Records for the task Start Marker

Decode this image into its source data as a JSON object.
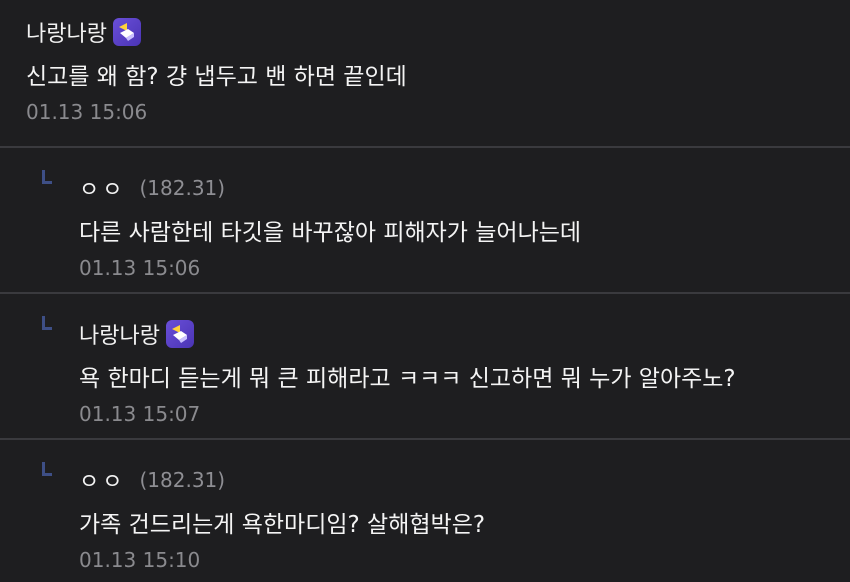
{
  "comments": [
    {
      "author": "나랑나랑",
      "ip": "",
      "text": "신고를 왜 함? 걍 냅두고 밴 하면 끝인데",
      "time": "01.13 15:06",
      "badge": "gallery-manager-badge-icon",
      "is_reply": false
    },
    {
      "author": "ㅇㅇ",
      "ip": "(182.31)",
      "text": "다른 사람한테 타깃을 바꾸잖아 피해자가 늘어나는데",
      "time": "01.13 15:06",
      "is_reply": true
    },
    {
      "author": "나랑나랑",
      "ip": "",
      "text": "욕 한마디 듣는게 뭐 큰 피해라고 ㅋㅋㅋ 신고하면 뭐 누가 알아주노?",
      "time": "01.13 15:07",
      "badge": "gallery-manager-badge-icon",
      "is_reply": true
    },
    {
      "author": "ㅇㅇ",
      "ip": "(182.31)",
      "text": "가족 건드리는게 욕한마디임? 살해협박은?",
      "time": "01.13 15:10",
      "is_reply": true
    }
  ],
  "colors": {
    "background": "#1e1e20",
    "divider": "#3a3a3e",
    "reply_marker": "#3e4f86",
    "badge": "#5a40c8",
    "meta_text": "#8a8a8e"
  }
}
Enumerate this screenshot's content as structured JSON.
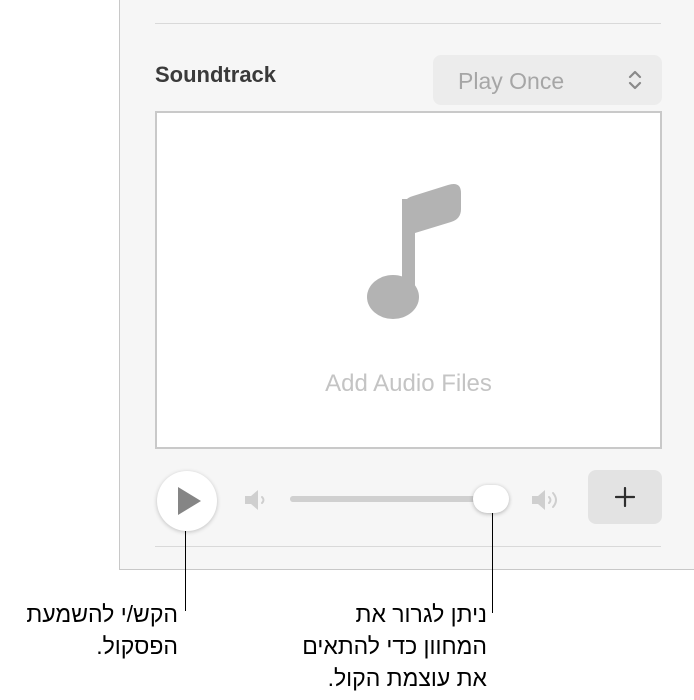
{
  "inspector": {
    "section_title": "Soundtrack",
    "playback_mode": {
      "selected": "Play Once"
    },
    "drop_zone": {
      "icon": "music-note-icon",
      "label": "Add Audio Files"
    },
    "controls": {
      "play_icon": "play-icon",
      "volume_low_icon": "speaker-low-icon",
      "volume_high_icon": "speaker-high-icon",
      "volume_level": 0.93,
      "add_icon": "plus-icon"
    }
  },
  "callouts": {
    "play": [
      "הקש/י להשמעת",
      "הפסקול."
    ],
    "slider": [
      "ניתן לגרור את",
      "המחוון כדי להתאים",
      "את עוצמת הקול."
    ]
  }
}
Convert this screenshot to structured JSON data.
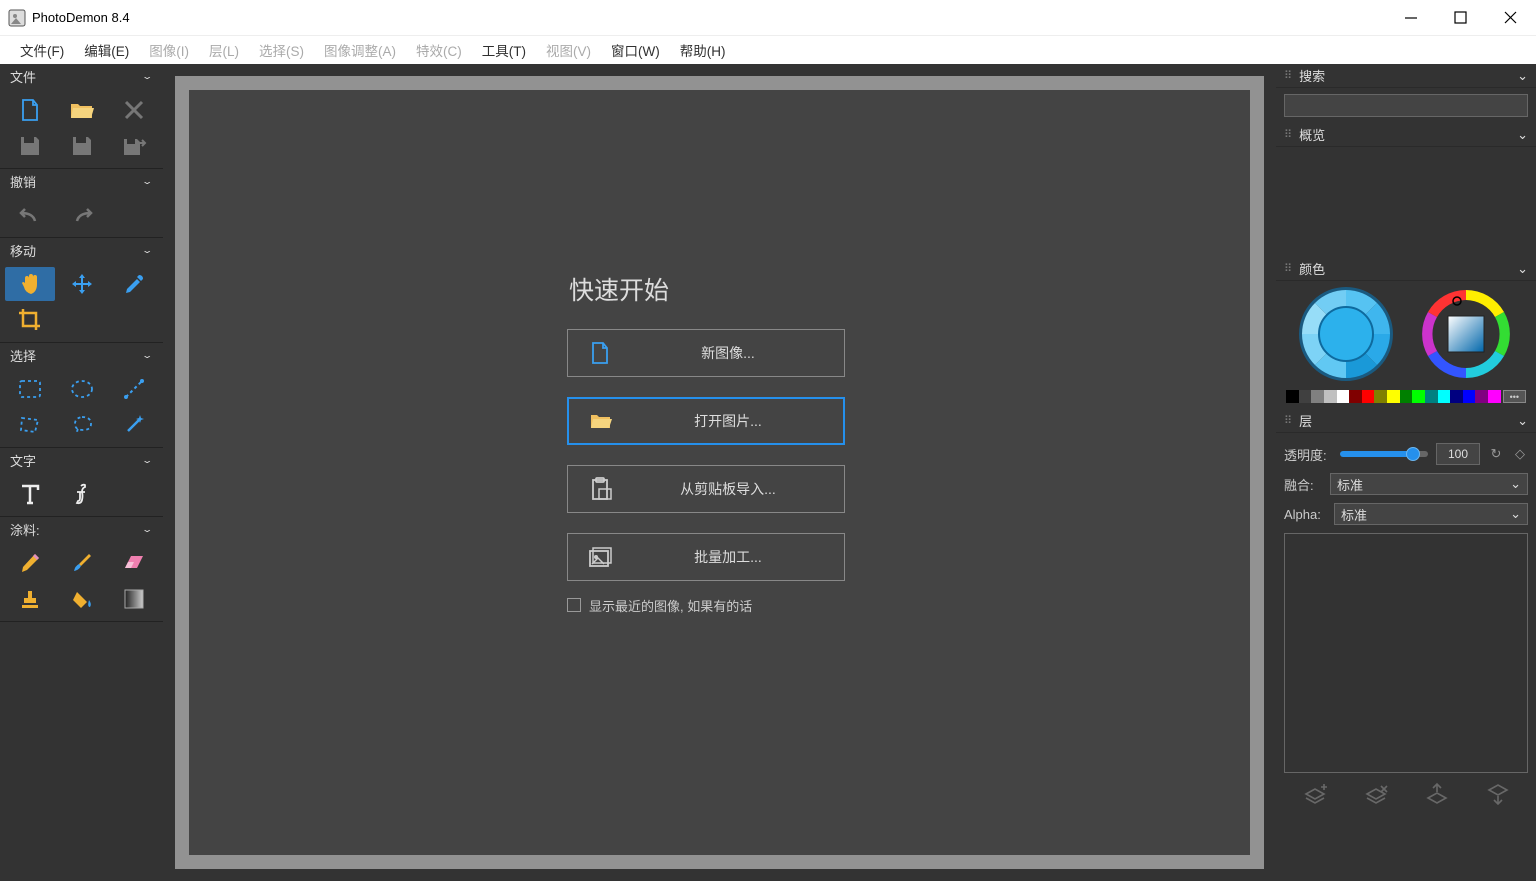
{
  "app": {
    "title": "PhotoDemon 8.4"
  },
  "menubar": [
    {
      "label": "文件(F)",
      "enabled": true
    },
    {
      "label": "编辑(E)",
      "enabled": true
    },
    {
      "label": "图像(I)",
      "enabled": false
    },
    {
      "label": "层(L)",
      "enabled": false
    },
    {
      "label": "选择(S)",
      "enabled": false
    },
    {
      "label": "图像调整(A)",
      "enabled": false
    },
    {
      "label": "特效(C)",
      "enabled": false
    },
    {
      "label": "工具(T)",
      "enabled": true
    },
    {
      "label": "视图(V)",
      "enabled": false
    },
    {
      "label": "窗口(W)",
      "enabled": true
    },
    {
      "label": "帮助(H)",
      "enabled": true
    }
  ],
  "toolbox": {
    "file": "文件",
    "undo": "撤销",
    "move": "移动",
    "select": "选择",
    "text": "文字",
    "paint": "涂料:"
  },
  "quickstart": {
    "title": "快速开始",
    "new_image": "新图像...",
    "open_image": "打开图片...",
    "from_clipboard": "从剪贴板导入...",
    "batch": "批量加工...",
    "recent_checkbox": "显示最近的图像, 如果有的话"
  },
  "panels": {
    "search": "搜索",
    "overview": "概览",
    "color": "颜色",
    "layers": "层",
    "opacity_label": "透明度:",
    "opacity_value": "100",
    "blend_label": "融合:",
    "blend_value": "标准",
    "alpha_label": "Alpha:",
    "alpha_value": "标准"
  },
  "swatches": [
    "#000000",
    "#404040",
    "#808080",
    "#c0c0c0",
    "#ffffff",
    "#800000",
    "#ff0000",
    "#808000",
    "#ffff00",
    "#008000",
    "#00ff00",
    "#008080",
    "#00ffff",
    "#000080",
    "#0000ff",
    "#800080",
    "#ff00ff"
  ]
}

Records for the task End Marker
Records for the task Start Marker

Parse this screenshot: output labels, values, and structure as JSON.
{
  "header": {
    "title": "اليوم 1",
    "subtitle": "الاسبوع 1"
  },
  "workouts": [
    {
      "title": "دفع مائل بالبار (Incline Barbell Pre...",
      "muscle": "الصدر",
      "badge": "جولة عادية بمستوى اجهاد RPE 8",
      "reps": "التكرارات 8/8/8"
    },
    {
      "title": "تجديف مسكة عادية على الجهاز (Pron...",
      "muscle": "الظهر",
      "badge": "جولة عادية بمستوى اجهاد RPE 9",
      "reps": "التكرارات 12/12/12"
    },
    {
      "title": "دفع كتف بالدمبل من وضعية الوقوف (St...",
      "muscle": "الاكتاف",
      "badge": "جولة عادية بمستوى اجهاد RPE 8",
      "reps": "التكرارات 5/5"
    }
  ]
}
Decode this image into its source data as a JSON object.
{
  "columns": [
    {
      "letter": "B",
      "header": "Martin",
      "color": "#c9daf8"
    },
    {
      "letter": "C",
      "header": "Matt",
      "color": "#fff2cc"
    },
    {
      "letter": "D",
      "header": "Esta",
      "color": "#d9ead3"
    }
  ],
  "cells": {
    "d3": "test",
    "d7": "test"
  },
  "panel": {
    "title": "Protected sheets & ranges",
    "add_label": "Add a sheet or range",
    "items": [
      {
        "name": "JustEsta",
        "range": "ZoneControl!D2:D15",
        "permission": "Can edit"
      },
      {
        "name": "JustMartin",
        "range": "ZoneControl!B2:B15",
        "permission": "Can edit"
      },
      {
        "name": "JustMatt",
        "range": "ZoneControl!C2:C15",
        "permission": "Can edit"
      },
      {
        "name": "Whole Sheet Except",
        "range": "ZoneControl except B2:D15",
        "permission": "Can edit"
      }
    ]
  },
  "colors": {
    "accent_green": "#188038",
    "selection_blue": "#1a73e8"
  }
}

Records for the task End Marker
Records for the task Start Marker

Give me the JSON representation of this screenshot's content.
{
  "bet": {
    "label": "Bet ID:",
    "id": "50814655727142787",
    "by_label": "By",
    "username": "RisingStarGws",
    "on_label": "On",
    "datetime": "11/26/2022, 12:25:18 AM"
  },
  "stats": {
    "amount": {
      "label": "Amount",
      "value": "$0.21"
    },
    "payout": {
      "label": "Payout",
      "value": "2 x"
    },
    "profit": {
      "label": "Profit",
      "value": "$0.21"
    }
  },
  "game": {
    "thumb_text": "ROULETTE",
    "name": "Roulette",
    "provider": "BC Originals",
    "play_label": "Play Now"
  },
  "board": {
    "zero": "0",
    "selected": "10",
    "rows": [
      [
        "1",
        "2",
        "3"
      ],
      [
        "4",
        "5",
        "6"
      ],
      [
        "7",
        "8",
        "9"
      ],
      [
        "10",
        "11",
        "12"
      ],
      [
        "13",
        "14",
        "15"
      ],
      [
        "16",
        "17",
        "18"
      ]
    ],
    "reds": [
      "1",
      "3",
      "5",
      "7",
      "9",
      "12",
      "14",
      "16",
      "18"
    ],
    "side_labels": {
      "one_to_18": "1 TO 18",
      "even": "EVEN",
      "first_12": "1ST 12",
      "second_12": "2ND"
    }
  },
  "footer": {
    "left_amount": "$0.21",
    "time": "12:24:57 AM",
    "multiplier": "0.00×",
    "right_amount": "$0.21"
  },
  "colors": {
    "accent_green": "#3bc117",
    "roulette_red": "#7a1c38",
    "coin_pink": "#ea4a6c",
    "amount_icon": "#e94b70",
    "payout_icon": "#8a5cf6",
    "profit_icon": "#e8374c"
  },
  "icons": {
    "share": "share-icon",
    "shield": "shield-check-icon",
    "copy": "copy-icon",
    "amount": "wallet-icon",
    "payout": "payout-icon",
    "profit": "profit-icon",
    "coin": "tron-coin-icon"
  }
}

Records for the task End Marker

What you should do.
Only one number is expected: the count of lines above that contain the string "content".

Completed exercise.
2